    Just don't visit the Jim Morrison tombstone, despite changing headstone to a "vandal-resistant" one it spends 90% of the time vandalized because people have no fucking respect.

    "The western world sips from a poisonous cocktail: Polarisation, populism, protectionism and post-truth"
    -Antje Jackelén, Archbishop of the Church of Sweden
  • Options
    cj iwakuracj iwakura The Rhythm Regent Bears The Name FreedomRegistered User regular
    I have great timing, don't I? I've been told the stuff in Ukraine shouldn't affect anything, but if anyone locally thinks I'm wrong, feel free to let me know.
    (Also, can anyone confirm the Louvre is indeed free next Sunday?)

    wVEsyIc.png
  • Options
    BlindZenDriverBlindZenDriver Registered User regular
    Not sure if Denmark counts as locally, but unless you're booked to fly on a Russian airline then nothing has changed.

    Bones heal, glory is forever.
  • Options
    cj iwakuracj iwakura The Rhythm Regent Bears The Name FreedomRegistered User regular
    Yeah, business as usual here so far, the only thing I'm worried about is that they're saying I have to show a negative test before I go back to the States, despite being fully vaccinated.

    I saw the Louvre today, and it was gorgeous.

    u7u182lsu0v9.jpeg

    wVEsyIc.png
  • Options
    cj iwakuracj iwakura The Rhythm Regent Bears The Name FreedomRegistered User regular
    Surprised no one told me Paris has the most retro game shops I've ever seen... Boulevard Voltaire was wild.

    wVEsyIc.png
  • Options
    Local H JayLocal H Jay Registered User regular
    Buy a French copy of Lupin the Third

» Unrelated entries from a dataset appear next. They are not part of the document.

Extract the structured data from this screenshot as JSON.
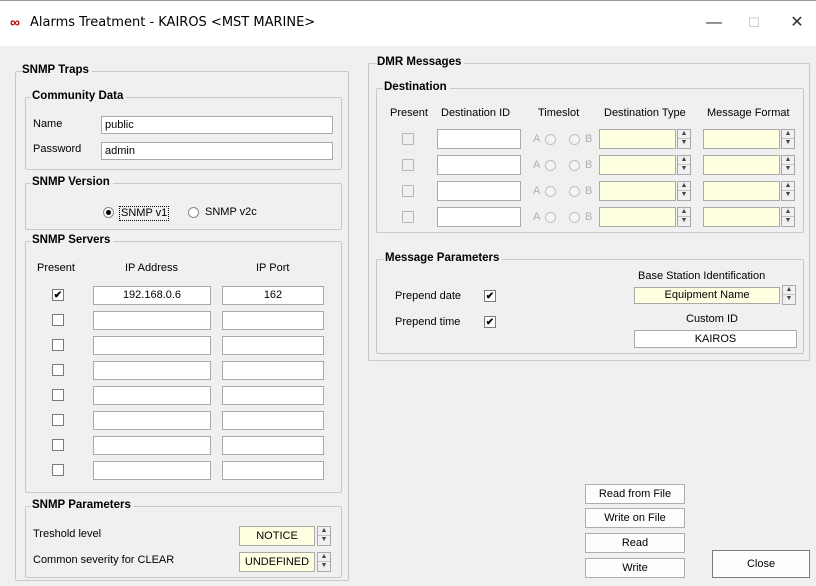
{
  "window": {
    "title": "Alarms Treatment - KAIROS <MST MARINE>",
    "app_icon": "infinity-icon",
    "minimize": "—",
    "maximize": "☐",
    "close": "✕"
  },
  "snmp_traps": {
    "legend": "SNMP Traps",
    "community": {
      "legend": "Community Data",
      "name_label": "Name",
      "name_value": "public",
      "password_label": "Password",
      "password_value": "admin"
    },
    "version": {
      "legend": "SNMP Version",
      "v1_label": "SNMP v1",
      "v2c_label": "SNMP v2c",
      "selected": "SNMP v1"
    },
    "servers": {
      "legend": "SNMP Servers",
      "col_present": "Present",
      "col_ip": "IP Address",
      "col_port": "IP Port",
      "rows": [
        {
          "present": true,
          "ip": "192.168.0.6",
          "port": "162"
        },
        {
          "present": false,
          "ip": "",
          "port": ""
        },
        {
          "present": false,
          "ip": "",
          "port": ""
        },
        {
          "present": false,
          "ip": "",
          "port": ""
        },
        {
          "present": false,
          "ip": "",
          "port": ""
        },
        {
          "present": false,
          "ip": "",
          "port": ""
        },
        {
          "present": false,
          "ip": "",
          "port": ""
        },
        {
          "present": false,
          "ip": "",
          "port": ""
        }
      ]
    },
    "parameters": {
      "legend": "SNMP Parameters",
      "threshold_label": "Treshold level",
      "threshold_value": "NOTICE",
      "clear_label": "Common severity for CLEAR",
      "clear_value": "UNDEFINED"
    }
  },
  "dmr": {
    "legend": "DMR Messages",
    "destination": {
      "legend": "Destination",
      "col_present": "Present",
      "col_dest_id": "Destination ID",
      "col_timeslot": "Timeslot",
      "col_dest_type": "Destination Type",
      "col_msg_format": "Message Format",
      "slot_a": "A",
      "slot_b": "B"
    },
    "message_params": {
      "legend": "Message Parameters",
      "prepend_date_label": "Prepend date",
      "prepend_date": true,
      "prepend_time_label": "Prepend time",
      "prepend_time": true,
      "base_station_label": "Base Station Identification",
      "base_station_value": "Equipment Name",
      "custom_id_label": "Custom ID",
      "custom_id_value": "KAIROS"
    }
  },
  "buttons": {
    "read_from_file": "Read from File",
    "write_on_file": "Write on File",
    "read": "Read",
    "write": "Write",
    "close": "Close"
  }
}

  • Options
    cj iwakuracj iwakura The Rhythm Regent Bears The Name FreedomRegistered User regular
    edited March 2022
    So yeah, Blvd. Voltaire and the Louvre were definitely the highlights of my trip.
    (Again, blows my mind that no one here of all places knew about the massive retro gaming district...)



    I also saw the Sacre Coeur, the Notre Dame, Arc de Triomphe, and a lot of neat local shops. (Versailles was closed due to a summit, sadly.)


    Food-wise, ehhh... I have to be honest, it was real hit and miss. Everything was a lot more expensive than I thought, and while some places were good, a lot were mediocre-average.

    I definitely would have thought twice about going had I expected the Parisian airport to be the labyrinth from hell on return, especially with the US requiring a covid test. :P
    (Still, that's our fault, not France's.)


    The people were also very nice and helpful, especially since I went nearly everywhere on foot. Trying to ask in French worked wonders. Thanks for all the hints. If I ever go back, I'll make sure it's post-pandemic, and ideally not alone. :)


    Also, swag:
    h9wwabic0gc7.png

    For a friend, who loves hymnals(from a massive shop that had a ton of them) :

    62lhktgamemg.png



    And one last thing, I saw where the ending of one of my favorite films was shot:
    https://www.youtube.com/watch?v=BFaRpDe_dUo
    seax6osqn0ow.png


    15xgwscq5jhz.png

    4wa20bqe8eby.png

    Maybe that's the final lesson.

    12qlo9560fjd.png

    cj iwakura on
    wVEsyIc.png
Sign In or Register to comment.